  • Accelerated Learning classes offer students many opportunities

    Many people think the online learning program at the high school is only for credit recovery students; however, this is not the case. I am an example of one of these students who is taking advantage of the accelerated learning program to take classes that I otherwise would not have the opportunity to take over at the high school.

  • Online resources tell some of Dillard’s story

    One of my favorite photos of Ghent is a postcard that features a man named Sim Dillard driving a mule cart. According to Northern Kentucky Views (nkyviews.com), Dillard may have been a mail carrier. I recall reading someplace that he may have delivered one of the Louisville newspapers.

    Quite possibly, he did both.

  • April brings focus to child abuse issue

    The month of April means many things to many people. Some consider it the beginning of spring or, better yet, the end of winter. If you were in my position, April may have a little different meaning: April is Child Abuse Prevention Month.

  • State budget increases funding for education, provides raises

    While several issues remain unresolved, the General Assembly completed its biggest task early last week when it overwhelmingly approved a budget to run state government for the next two years.

    In many ways, this legislation mirrors the proposal the House voted for last month. It gives our elementary and secondary schools, for example, their first real increase since 2008. There is also significantly more revenue for such things as textbooks, school safety measures and teacher development.

  • Kentucky defied odds in title run

    As the horn sounded and the canons of confetti exploded, all I felt was an ache in my heart, the disappointment weighing heavy. I had had this nagging feeling all day long that it might end up this way, but I still believed just like the rest of Big Blue Nation.

    My alma mater Kentucky Wildcats had just lost in the NCAA Men’s Basketball National Championship.

    Congratulations to the UConn Huskies. They made plays when they had to and deserved to win.

  • House approves several measures

    If legislative sessions start like a marathon, they end like a 100-yard dash, as the House and Senate make a final push to turn their goals into law.

    Leading the agenda, of course, is the state’s two-year budget and highway plan.  Legislative leaders began meeting Wednesday to hammer out a compromise, and the good news is that there is some broad area of agreement.

  • Senate works to reduce debt created through proposed state budget

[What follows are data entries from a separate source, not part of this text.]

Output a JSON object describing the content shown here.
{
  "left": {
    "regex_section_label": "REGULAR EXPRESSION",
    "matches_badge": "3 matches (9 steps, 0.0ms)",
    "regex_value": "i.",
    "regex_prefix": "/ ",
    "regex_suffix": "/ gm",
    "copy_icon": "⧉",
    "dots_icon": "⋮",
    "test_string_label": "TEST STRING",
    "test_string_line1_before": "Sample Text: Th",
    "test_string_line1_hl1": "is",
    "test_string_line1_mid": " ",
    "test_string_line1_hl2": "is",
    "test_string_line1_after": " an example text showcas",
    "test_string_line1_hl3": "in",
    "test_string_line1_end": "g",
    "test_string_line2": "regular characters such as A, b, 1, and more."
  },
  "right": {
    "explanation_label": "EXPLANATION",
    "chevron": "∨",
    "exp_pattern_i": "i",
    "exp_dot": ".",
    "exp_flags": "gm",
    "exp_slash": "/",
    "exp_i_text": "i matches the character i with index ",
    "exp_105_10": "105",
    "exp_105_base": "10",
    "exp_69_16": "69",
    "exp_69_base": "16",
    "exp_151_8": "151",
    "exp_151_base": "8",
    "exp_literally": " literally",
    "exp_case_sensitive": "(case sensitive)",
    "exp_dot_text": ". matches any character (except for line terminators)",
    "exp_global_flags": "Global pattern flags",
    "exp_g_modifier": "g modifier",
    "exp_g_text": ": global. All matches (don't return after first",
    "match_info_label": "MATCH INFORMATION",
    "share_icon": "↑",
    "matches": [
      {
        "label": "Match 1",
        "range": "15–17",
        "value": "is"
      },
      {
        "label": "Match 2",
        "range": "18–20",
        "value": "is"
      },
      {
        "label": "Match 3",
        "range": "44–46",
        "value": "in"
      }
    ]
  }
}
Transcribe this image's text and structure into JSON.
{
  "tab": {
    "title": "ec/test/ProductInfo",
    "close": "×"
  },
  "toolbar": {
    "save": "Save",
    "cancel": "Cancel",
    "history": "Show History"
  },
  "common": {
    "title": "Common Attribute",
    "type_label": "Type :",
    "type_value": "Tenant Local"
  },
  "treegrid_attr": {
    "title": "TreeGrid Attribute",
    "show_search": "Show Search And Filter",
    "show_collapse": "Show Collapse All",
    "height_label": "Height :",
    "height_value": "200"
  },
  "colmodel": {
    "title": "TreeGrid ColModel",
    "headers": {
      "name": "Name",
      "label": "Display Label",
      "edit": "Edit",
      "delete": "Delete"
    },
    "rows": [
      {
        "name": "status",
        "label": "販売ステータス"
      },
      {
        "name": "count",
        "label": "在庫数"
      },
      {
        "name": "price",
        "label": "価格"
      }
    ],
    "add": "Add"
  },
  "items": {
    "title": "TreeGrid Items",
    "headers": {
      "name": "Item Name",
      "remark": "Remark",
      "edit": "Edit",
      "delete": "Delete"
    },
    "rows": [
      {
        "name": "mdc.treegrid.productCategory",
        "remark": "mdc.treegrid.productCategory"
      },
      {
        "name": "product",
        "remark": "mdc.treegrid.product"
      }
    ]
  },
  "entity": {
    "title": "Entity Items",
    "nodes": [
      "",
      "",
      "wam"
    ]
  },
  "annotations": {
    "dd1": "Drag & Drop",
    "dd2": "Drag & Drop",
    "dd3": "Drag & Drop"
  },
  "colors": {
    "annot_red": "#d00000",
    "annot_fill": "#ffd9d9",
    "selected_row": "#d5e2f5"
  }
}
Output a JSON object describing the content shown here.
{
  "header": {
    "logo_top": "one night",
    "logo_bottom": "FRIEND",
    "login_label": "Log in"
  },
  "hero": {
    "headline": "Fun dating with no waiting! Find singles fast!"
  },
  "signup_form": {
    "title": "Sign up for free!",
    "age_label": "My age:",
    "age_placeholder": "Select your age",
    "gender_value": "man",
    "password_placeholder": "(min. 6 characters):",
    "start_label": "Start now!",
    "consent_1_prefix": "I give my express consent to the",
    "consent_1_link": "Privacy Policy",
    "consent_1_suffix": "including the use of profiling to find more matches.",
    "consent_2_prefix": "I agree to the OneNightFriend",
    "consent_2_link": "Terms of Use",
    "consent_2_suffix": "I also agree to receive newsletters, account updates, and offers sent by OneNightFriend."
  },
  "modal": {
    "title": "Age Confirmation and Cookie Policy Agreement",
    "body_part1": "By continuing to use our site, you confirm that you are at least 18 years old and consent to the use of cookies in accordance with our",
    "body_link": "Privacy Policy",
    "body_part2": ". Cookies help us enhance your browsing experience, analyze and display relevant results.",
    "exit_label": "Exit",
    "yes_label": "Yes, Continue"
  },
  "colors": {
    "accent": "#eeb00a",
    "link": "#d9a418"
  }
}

    In the final full week of legislative session, we continued to hash out state budget details with the House in conference committee after passing our versions of the budget bills.  conference committees include the executive, judicial and legislative budgets for the next two years, as well as the state’s road plan. There are many different opinions and philosophies on how to spend the money, raise revenue, and support the important public services for Kentucky.  The budget is the ultimate statement of priorities for the Common-wealth.

  • A little etiquitte goes a long way

    With preparation of summer “look good, feel good” in full swing for all gym goers, try to remember a few simple rules of etiquette that will make you and others who use the gym you go to better:

    • Re- rack weights and put them in the proper order. It speeds up everyone’s gym time with much less frustration and reduces chances for finger injuries.

    • Don’t share your sweat. If you sweat like a faucet, bring a clean towel and wipe down the equipment after you use it.

  • Use the correct, and best, knife for the job

    I wish that I could happily report that as I type this I’m sitting outside, wearing shorts and thoroughly enjoying the warm Kentucky weather. Alas, I’m indoors with a long sleeve shirt and pants and shivering at the thought of going outside at all. Oh well, sooner or later that day and that article will come. Today though, it’s a different subject.

  • JCTC Carrollton campus must be funded this year

    As Carroll County Judge-Executive Harold “Shorty” Tomlinson said Tuesday, “so far, so good.”

    Funding for the new Jefferson Community and Techinal College campus in Carrollton has cleared hurdle, after hurdle this year.

    Gov. Steve Beshear included the project in his budget as part of a plan to invest in community colleges because they help put Kentuckians to work.